Records from a data collection:
===============

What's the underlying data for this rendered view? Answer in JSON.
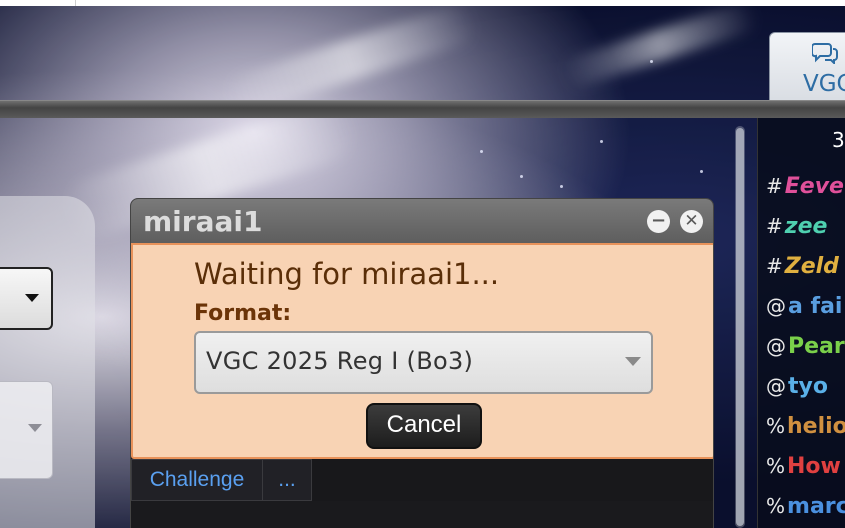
{
  "room_tab": {
    "icon": "chat-bubbles-icon",
    "label": "VGC"
  },
  "userlist": {
    "count": "3",
    "users": [
      {
        "rank": "#",
        "name": "Eeve",
        "color": "#e0509a",
        "italic": true
      },
      {
        "rank": "#",
        "name": "zee",
        "color": "#4fd0b0",
        "italic": true
      },
      {
        "rank": "#",
        "name": "Zeld",
        "color": "#e0b040",
        "italic": true
      },
      {
        "rank": "@",
        "name": "a fai",
        "color": "#5a9ee0",
        "italic": false
      },
      {
        "rank": "@",
        "name": "Pear",
        "color": "#7ad04a",
        "italic": false
      },
      {
        "rank": "@",
        "name": "tyo",
        "color": "#5ab0e8",
        "italic": false
      },
      {
        "rank": "%",
        "name": "helio",
        "color": "#d09040",
        "italic": false
      },
      {
        "rank": "%",
        "name": "How",
        "color": "#e04040",
        "italic": false
      },
      {
        "rank": "%",
        "name": "marc",
        "color": "#4a90e0",
        "italic": false
      }
    ]
  },
  "dialog": {
    "title": "miraai1",
    "minimize_icon": "minus-icon",
    "minimize_glyph": "−",
    "close_icon": "close-icon",
    "close_glyph": "✕",
    "waiting_text": "Waiting for miraai1...",
    "format_label": "Format:",
    "format_value": "VGC 2025 Reg I (Bo3)",
    "cancel_label": "Cancel",
    "tabs": [
      "Challenge",
      "..."
    ]
  },
  "colors": {
    "challenge_bg": "#f8d3b4",
    "challenge_border": "#e8925a",
    "link_blue": "#5aa0f0"
  }
}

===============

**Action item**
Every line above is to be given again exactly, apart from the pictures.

**Solution for this problem**
What's the underlying data for this rendered view? Answer in JSON.
{
  "room_tab": {
    "icon": "chat-bubbles-icon",
    "label": "VGC"
  },
  "userlist": {
    "count": "3",
    "users": [
      {
        "rank": "#",
        "name": "Eeve",
        "color": "#e0509a",
        "italic": true
      },
      {
        "rank": "#",
        "name": "zee",
        "color": "#4fd0b0",
        "italic": true
      },
      {
        "rank": "#",
        "name": "Zeld",
        "color": "#e0b040",
        "italic": true
      },
      {
        "rank": "@",
        "name": "a fai",
        "color": "#5a9ee0",
        "italic": false
      },
      {
        "rank": "@",
        "name": "Pear",
        "color": "#7ad04a",
        "italic": false
      },
      {
        "rank": "@",
        "name": "tyo",
        "color": "#5ab0e8",
        "italic": false
      },
      {
        "rank": "%",
        "name": "helio",
        "color": "#d09040",
        "italic": false
      },
      {
        "rank": "%",
        "name": "How",
        "color": "#e04040",
        "italic": false
      },
      {
        "rank": "%",
        "name": "marc",
        "color": "#4a90e0",
        "italic": false
      }
    ]
  },
  "dialog": {
    "title": "miraai1",
    "minimize_icon": "minus-icon",
    "minimize_glyph": "−",
    "close_icon": "close-icon",
    "close_glyph": "✕",
    "waiting_text": "Waiting for miraai1...",
    "format_label": "Format:",
    "format_value": "VGC 2025 Reg I (Bo3)",
    "cancel_label": "Cancel",
    "tabs": [
      "Challenge",
      "..."
    ]
  },
  "colors": {
    "challenge_bg": "#f8d3b4",
    "challenge_border": "#e8925a",
    "link_blue": "#5aa0f0"
  }
}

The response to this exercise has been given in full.